The workaround is as described in the issue, or even just manually disconnecting or turning WiFi off and on will simulate a “going out of range”, initialising an immediate trigger of the CPD. One or any combination of these workarounds should work, again depending on the particular vendor’s implementation of CPD.

In contrast, most laptop/desktop operating systems, and browser versions for these still implement CPD polling whilst online as battery considerations are not so important.

For example, Gnome desktop has its own built in CPD browser with a default interval of 300 seconds. Firefox also defaults to something like 300 seconds. Windows 10 is similar.

This IS how it is supposed to work, but does involve some compromises.

The best solution is to set the session timeout to a value greater than the expected length of time a client device is likely to be present. Experience shows a limit of 24 hours covers most situations eg bars, clubs, coffee shops, motels etc. If for example an hotel has guests regularly staying for a few days, then increase the session timeout as required.

Staff at the venue could have their devices added to the Trusted List if appropriate, but experience shows, it is better not to do this as they very soon learn what to do and can help guests who encounter the issue. (Anything that reduces support calls is good!)

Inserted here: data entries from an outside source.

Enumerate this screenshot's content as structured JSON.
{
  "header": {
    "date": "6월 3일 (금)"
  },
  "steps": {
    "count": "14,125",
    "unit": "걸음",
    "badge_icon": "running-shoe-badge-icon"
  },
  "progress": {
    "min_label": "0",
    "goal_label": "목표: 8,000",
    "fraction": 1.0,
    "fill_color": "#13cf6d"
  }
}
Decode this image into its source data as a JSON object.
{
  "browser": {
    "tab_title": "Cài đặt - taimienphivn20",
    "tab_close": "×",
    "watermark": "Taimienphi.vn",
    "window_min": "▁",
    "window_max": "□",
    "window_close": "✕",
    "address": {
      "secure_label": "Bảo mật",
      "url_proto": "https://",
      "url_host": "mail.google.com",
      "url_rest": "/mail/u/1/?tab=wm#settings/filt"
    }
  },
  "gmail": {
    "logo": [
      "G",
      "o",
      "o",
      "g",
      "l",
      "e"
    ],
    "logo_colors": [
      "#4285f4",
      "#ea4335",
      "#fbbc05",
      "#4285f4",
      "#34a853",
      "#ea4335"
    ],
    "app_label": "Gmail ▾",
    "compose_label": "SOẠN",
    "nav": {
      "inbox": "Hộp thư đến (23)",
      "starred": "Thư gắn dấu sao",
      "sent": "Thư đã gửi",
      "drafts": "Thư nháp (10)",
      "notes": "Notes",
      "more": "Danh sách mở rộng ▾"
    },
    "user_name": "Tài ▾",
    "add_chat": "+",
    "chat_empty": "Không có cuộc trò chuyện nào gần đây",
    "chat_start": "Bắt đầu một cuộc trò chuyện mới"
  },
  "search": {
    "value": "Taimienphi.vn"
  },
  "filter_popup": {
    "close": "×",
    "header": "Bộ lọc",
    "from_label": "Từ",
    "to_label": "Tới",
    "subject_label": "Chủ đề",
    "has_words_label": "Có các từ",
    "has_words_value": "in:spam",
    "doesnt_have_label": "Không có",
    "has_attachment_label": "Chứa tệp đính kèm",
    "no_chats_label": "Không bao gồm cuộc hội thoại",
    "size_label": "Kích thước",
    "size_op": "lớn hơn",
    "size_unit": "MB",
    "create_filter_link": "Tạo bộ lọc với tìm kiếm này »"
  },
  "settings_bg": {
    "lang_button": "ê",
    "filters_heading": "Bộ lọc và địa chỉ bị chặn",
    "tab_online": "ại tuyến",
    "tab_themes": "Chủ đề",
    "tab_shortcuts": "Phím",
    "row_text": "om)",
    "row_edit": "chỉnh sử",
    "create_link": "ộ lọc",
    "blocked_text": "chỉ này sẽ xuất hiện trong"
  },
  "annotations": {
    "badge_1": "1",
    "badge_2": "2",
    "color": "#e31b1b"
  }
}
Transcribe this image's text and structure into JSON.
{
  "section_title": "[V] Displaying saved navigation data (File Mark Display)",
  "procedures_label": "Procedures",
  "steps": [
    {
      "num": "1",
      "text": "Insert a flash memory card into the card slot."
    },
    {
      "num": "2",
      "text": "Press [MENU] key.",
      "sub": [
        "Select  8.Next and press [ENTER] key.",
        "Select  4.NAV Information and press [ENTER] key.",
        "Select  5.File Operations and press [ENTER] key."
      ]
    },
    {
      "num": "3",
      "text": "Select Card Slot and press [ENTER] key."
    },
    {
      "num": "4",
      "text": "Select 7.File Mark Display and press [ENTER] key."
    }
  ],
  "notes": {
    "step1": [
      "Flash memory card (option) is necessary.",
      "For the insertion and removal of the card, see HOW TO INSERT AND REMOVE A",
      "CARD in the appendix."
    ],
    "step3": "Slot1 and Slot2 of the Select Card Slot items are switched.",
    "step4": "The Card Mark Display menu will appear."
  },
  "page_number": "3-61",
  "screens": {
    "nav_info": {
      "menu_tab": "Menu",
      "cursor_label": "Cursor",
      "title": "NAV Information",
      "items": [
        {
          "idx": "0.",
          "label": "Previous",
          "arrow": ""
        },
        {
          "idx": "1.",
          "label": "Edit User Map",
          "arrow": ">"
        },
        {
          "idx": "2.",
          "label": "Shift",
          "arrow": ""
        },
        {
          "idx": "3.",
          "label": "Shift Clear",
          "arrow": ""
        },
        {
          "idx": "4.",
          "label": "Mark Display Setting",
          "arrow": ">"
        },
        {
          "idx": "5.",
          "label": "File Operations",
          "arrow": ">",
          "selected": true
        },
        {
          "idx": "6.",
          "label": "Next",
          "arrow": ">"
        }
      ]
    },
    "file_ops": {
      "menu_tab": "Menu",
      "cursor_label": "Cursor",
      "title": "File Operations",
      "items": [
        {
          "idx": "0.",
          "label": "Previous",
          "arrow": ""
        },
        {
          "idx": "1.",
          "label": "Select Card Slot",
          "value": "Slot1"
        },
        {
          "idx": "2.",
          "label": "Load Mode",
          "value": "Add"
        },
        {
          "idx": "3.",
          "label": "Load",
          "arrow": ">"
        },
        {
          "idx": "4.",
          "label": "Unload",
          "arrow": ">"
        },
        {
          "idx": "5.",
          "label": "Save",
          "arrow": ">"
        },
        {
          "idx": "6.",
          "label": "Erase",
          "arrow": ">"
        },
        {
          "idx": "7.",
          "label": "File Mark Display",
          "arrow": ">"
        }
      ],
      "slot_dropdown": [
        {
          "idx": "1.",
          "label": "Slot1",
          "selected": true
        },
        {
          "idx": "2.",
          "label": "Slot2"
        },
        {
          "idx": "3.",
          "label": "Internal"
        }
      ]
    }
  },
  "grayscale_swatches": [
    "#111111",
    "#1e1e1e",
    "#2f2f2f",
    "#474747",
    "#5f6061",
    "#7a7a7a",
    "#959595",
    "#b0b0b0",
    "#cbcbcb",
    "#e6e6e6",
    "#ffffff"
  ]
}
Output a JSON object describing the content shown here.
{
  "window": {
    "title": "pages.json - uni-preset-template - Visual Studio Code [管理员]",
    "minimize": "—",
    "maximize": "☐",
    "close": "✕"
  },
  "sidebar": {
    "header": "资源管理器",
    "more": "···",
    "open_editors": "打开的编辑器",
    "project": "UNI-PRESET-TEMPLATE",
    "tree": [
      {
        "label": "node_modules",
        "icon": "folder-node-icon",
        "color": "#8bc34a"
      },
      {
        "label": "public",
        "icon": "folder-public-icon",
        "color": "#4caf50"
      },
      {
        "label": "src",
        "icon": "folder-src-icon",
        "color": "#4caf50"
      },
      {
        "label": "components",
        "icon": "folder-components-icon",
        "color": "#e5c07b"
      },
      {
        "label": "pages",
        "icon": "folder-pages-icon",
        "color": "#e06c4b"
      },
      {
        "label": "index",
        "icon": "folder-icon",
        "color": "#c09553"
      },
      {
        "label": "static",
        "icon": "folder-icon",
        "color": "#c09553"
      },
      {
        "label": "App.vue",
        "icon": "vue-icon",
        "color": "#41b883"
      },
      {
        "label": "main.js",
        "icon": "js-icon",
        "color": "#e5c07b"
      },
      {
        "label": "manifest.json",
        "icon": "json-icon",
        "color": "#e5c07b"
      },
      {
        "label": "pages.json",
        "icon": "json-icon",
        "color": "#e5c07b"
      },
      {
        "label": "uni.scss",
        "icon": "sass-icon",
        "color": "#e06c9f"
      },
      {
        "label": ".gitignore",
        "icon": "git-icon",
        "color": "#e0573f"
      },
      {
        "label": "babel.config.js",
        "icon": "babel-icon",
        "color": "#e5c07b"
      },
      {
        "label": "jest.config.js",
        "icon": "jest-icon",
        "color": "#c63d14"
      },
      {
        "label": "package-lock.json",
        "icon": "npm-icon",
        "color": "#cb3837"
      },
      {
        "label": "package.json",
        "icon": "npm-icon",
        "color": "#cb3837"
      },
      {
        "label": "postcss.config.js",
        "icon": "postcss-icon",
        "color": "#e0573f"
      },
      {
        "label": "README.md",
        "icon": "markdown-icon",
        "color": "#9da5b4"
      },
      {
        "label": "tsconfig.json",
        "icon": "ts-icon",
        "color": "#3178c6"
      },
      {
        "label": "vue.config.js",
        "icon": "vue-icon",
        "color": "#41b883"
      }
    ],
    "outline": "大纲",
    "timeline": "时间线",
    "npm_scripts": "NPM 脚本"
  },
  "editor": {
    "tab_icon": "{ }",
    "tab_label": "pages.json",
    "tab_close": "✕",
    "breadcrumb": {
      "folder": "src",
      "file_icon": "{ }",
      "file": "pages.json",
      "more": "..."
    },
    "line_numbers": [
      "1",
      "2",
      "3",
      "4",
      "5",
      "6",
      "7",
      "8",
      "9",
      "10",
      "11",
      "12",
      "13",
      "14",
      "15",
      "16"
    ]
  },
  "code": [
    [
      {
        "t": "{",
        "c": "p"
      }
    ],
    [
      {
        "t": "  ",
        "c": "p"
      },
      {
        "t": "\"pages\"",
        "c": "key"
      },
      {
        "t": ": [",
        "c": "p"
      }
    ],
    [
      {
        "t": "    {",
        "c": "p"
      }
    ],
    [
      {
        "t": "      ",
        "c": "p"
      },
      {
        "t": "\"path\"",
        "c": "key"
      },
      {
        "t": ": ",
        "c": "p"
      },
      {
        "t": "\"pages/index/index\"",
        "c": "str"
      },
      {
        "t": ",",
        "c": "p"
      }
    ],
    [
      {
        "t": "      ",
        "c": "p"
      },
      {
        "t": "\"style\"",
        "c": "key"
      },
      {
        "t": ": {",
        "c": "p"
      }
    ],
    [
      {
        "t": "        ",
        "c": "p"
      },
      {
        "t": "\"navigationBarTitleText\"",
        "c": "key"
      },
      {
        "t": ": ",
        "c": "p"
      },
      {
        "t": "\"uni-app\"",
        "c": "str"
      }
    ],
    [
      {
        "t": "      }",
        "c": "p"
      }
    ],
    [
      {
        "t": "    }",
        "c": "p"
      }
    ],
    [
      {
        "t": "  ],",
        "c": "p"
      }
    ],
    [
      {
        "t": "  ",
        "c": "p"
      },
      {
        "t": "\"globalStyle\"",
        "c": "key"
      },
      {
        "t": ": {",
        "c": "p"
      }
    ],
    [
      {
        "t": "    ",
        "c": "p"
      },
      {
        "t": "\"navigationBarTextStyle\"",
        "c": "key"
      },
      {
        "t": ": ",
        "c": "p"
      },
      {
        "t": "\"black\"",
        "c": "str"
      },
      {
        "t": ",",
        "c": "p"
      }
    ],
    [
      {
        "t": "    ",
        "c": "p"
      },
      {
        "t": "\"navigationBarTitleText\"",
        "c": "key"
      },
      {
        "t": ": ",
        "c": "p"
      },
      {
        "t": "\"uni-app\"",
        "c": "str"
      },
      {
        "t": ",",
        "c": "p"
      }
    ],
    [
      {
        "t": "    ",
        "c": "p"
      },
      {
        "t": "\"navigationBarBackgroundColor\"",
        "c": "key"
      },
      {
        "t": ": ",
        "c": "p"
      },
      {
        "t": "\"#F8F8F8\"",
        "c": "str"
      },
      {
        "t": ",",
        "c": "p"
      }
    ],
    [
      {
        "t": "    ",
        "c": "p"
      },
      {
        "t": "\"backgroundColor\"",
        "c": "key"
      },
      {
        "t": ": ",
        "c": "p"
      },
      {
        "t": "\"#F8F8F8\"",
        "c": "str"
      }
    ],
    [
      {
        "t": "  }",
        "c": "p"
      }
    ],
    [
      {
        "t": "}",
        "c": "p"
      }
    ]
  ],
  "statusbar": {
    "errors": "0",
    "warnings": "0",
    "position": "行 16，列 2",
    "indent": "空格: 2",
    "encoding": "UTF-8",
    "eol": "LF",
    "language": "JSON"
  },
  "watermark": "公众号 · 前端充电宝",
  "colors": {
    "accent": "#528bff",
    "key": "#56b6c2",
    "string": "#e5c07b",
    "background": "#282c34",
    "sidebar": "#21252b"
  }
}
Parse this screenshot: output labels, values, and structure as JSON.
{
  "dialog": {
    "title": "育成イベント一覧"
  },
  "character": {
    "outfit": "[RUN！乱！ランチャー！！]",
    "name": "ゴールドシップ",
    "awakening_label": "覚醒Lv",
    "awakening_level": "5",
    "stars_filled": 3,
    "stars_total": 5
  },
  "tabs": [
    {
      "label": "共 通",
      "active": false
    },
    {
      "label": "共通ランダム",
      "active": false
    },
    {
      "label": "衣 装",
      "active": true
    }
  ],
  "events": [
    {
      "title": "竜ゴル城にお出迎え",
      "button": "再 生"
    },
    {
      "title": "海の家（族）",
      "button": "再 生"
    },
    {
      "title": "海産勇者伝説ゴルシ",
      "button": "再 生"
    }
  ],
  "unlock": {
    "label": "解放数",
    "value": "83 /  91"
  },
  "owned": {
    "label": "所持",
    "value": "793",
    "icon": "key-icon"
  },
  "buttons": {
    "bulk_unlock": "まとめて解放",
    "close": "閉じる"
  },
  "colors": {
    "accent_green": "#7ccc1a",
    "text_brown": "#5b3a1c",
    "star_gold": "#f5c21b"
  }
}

Packet filtering

Nodogsplash considers four kinds of packets coming into the router over the managed interface. Each packet is one of these kinds:

  1. Blocked, if the MAC mechanism is block, and the source MAC address of the packet matches one listed in the BlockedMACList; or if the MAC mechanism is allow, and source MAC address of the packet does not match one listed in the AllowedMACList or the TrustedMACList. These packets are dropped.
  2. Trusted, if the source MAC address of the packet matches one listed in the TrustedMACList. By default, these packets are accepted and routed to all destination addresses and ports. If desired, this behavior can be customized by FirewallRuleSet trusted-users and FirewallRuleSet trusted-users-to-router lists in the nodogsplash.conf configuration file, or by the EmptyRuleSetPolicy trusted-users EmptyRuleSetPolicy trusted-users-to-router directives.
  3. Authenticated, if the packet’s IP and MAC source addresses have gone through the nodogsplash authentication process and has not yet expired. These packets are accepted and routed to a limited set of addresses and ports (see FirewallRuleSet authenticated-users and FirewallRuleSet users-to-router in the nodogsplash.conf configuration file).
  4. Preauthenticated. Any other packet. These packets are accepted and routed to a limited set of addresses and ports (see FirewallRuleSet preauthenticated-users and FirewallRuleSet users-to-router in the nodogsplash.conf configuration file). Any other packet is dropped, except that a packet for destination port 80 at any address is redirected to port 2050 on the router, where nodogsplash’s built in libhttpd-based web server is listening. This begins the ‘authentication’ process. The server will serve a splash page back to the source IP address of the packet. The user clicking the appropriate link on the splash page will complete the process, causing future packets from this IP/MAC address to be marked as Authenticated until the inactive or forced timeout is reached, and its packets revert to being Preauthenticated.

Nodogsplash implements these actions by inserting rules in the router’s iptables mangle PREROUTING chain to mark packets, and by inserting rules in the nat PREROUTING, filter INPUT and filter FORWARD chains which match on those marks.

Because it inserts its rules at the beginning of existing chains, nodogsplash should be insensitive to most typical existing firewall configurations.

Traffic control

Data rate control on an IP connection basis can be achieved using Smart Queue Management (SQM) configured separately, with NDS being fully compatible.

It should be noted that while setup options and BinAuth do accept traffic/quota settings, these values currently have no effect and are reserved for future development.